DATA RECORDS below:

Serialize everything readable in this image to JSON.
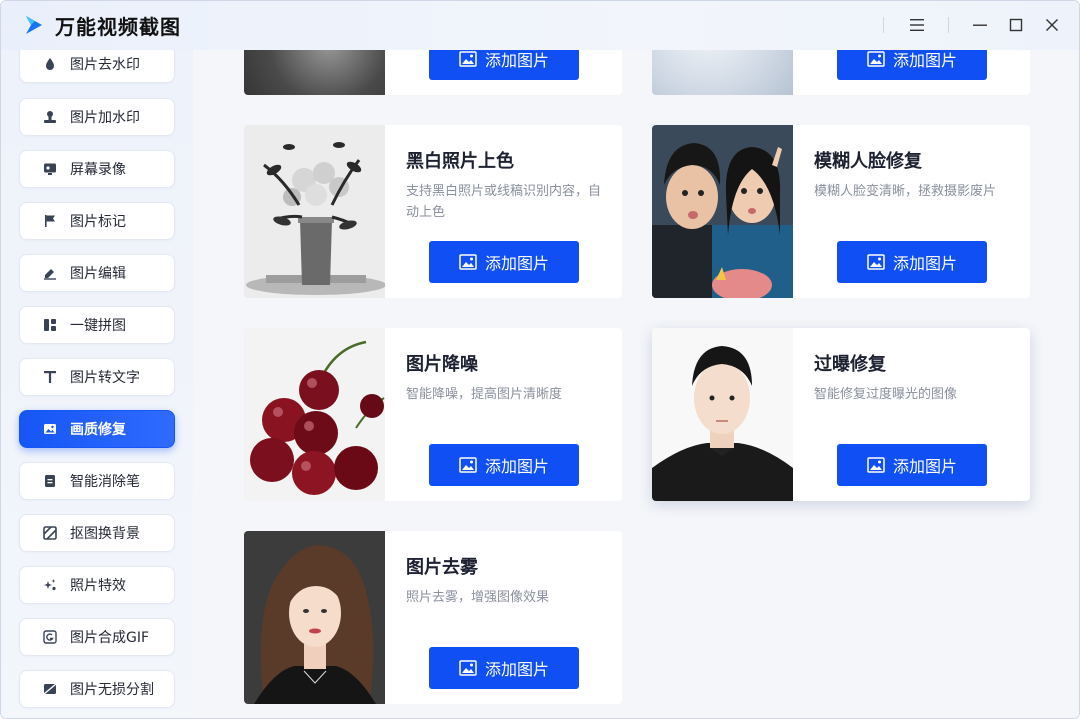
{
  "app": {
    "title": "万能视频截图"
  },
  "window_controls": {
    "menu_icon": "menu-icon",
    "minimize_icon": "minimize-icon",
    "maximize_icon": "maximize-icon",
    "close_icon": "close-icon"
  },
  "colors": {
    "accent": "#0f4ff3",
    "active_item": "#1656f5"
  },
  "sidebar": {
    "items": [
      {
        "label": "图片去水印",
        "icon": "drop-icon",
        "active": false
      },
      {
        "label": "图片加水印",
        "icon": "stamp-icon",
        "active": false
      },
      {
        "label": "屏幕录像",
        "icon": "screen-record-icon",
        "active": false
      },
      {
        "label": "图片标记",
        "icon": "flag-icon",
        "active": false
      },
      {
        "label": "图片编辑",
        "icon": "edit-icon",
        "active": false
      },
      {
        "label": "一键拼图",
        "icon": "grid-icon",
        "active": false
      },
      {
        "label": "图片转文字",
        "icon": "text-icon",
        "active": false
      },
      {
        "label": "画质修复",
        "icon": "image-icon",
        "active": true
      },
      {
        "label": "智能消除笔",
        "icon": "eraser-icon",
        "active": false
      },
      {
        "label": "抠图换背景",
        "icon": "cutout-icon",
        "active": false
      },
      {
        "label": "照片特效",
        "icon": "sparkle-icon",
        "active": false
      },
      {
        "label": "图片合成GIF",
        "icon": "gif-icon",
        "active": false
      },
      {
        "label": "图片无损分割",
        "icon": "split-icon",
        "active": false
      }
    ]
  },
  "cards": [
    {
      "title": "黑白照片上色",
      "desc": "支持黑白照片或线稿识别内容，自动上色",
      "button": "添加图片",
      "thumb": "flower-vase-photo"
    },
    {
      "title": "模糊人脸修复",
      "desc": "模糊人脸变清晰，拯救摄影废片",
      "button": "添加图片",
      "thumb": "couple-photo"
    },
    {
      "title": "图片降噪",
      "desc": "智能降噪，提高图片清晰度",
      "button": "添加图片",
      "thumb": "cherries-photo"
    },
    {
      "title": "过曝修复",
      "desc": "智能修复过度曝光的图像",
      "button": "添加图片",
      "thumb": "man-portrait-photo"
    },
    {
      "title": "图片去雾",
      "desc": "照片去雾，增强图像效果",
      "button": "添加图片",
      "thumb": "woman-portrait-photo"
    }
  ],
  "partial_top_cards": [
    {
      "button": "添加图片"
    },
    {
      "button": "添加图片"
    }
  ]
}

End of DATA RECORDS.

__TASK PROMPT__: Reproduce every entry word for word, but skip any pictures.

__YOUR RESPONSE__:
Serialize everything readable in this image to JSON.
{
  "app": {
    "title": "万能视频截图"
  },
  "window_controls": {
    "menu_icon": "menu-icon",
    "minimize_icon": "minimize-icon",
    "maximize_icon": "maximize-icon",
    "close_icon": "close-icon"
  },
  "colors": {
    "accent": "#0f4ff3",
    "active_item": "#1656f5"
  },
  "sidebar": {
    "items": [
      {
        "label": "图片去水印",
        "icon": "drop-icon",
        "active": false
      },
      {
        "label": "图片加水印",
        "icon": "stamp-icon",
        "active": false
      },
      {
        "label": "屏幕录像",
        "icon": "screen-record-icon",
        "active": false
      },
      {
        "label": "图片标记",
        "icon": "flag-icon",
        "active": false
      },
      {
        "label": "图片编辑",
        "icon": "edit-icon",
        "active": false
      },
      {
        "label": "一键拼图",
        "icon": "grid-icon",
        "active": false
      },
      {
        "label": "图片转文字",
        "icon": "text-icon",
        "active": false
      },
      {
        "label": "画质修复",
        "icon": "image-icon",
        "active": true
      },
      {
        "label": "智能消除笔",
        "icon": "eraser-icon",
        "active": false
      },
      {
        "label": "抠图换背景",
        "icon": "cutout-icon",
        "active": false
      },
      {
        "label": "照片特效",
        "icon": "sparkle-icon",
        "active": false
      },
      {
        "label": "图片合成GIF",
        "icon": "gif-icon",
        "active": false
      },
      {
        "label": "图片无损分割",
        "icon": "split-icon",
        "active": false
      }
    ]
  },
  "cards": [
    {
      "title": "黑白照片上色",
      "desc": "支持黑白照片或线稿识别内容，自动上色",
      "button": "添加图片",
      "thumb": "flower-vase-photo"
    },
    {
      "title": "模糊人脸修复",
      "desc": "模糊人脸变清晰，拯救摄影废片",
      "button": "添加图片",
      "thumb": "couple-photo"
    },
    {
      "title": "图片降噪",
      "desc": "智能降噪，提高图片清晰度",
      "button": "添加图片",
      "thumb": "cherries-photo"
    },
    {
      "title": "过曝修复",
      "desc": "智能修复过度曝光的图像",
      "button": "添加图片",
      "thumb": "man-portrait-photo"
    },
    {
      "title": "图片去雾",
      "desc": "照片去雾，增强图像效果",
      "button": "添加图片",
      "thumb": "woman-portrait-photo"
    }
  ],
  "partial_top_cards": [
    {
      "button": "添加图片"
    },
    {
      "button": "添加图片"
    }
  ]
}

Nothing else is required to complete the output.